It is a very tempting time to buy a new car. Years ago, I might have done so on a mere whim. The economy is horrendous, the automobile companies are a disaster and based on a few friends I know who’ve purchased lately, the deals are fantastic. I might view it as a good opportunity to finally get myself into a Hybrid vehicle. But as I make my way into my late 30s, my fiscal conservativeness continues to apply me in a tighter headlock. We probably could get a car, but we’re not. For some reason, this recession feels more threatening than the 2000-2001 recession did. Part of it has to be the new spawn that now live with us. Like they say, that changes everything.Â But it’s more than that – there’s a quiet nervousness about everything given the plummet we’ve seen since late summer. It’s frightening.
So I’ll continue driving my 2002 Camry.
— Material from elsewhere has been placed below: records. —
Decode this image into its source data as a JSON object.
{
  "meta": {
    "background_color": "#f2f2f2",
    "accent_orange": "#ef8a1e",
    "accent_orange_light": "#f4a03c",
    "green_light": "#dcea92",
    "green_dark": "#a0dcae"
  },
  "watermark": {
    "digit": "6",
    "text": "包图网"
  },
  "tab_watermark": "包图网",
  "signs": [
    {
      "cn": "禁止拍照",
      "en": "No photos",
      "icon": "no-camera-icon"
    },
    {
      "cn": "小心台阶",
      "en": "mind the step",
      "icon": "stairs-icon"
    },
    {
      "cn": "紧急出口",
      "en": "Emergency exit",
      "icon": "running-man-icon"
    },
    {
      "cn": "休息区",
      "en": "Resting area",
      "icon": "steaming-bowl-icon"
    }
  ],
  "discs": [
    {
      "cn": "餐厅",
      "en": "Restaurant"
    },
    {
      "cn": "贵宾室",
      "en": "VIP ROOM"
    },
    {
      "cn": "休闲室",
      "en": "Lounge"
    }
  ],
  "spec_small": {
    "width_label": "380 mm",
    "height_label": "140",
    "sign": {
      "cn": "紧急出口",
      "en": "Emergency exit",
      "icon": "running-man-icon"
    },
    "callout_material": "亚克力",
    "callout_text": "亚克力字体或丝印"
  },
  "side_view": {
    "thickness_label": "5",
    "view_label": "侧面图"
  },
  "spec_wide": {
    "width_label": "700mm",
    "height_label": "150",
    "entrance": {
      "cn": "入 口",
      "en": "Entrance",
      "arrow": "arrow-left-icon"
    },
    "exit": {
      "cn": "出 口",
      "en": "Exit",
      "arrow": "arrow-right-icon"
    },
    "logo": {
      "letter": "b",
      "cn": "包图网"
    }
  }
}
Hell, it only has 76,000 miles on it and I get it serviced every 3-5K miles. So if Consumer Reports is right, than I have another 5-7 years left on this thing. At least. We’ll see if my, um, vanity can last that long.
I see that Blitzen Trapper, one of my new bands-of-the-month, made an appearance on Conan O’Brien on Monday. Here’s the video:
Last night Steph went out for a bit and I was sitting in our kitchen after dinner, getting caught up on some work email. My father-in-law, Steve, stopped in to pick up something that we had borrowed from them and we started talking for a few minutes. The day after Obama was elected, he had sent an email to both of his daughters with a brief reflection of the historic moment that had just occurred in our country. Steph showed me the email and something caught my eye that I could barely believe, so I had to ask him about it.
Turns out I wasn’t imagining things. Steve spent Martin Luther King’s 33rd birthday WITH him. King was speaking at Steve’s college and not only did he get to introduce King to the student body for the speech King made at the college, he also had dinner (cake and all) with King and about ten other people afterwards at the home of one of the college professors. This was 1962! We are talking about arguably some of the peak years of civil unrest in the United States.Â
So we spoke about it for a few more minutes and Steve went on to say that in observing King, the way he spoke, the way he carried himself, there was an obvious resolve in the man to solve the problems our nation was facing through non-violent means. It wasn’t a facade when the speech was over and the lights turned down. This man lived it. Breathed it. Believed it. And Steve also mentioned that despite the resolve of King, there was also a true sadness to the man.
Amazing story. I told him and Steph that there has to be a book soon, because the work he did and the life he pursued probably deserves documentation of some kind.